(Website and app data records)
=== Section Start ===

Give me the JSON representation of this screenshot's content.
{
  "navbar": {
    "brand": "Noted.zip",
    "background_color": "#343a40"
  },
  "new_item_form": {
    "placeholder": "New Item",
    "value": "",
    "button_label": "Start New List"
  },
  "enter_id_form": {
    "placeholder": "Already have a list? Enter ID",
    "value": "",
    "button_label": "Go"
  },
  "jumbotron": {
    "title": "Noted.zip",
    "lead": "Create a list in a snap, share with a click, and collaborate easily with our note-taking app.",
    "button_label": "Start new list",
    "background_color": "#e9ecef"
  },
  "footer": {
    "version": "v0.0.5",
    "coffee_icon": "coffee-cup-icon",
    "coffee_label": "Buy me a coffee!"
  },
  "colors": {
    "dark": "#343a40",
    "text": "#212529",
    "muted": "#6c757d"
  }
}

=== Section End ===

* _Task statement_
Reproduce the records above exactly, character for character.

* _Response_
Give me the JSON representation of this screenshot's content.
{
  "navbar": {
    "brand": "Noted.zip",
    "background_color": "#343a40"
  },
  "new_item_form": {
    "placeholder": "New Item",
    "value": "",
    "button_label": "Start New List"
  },
  "enter_id_form": {
    "placeholder": "Already have a list? Enter ID",
    "value": "",
    "button_label": "Go"
  },
  "jumbotron": {
    "title": "Noted.zip",
    "lead": "Create a list in a snap, share with a click, and collaborate easily with our note-taking app.",
    "button_label": "Start new list",
    "background_color": "#e9ecef"
  },
  "footer": {
    "version": "v0.0.5",
    "coffee_icon": "coffee-cup-icon",
    "coffee_label": "Buy me a coffee!"
  },
  "colors": {
    "dark": "#343a40",
    "text": "#212529",
    "muted": "#6c757d"
  }
}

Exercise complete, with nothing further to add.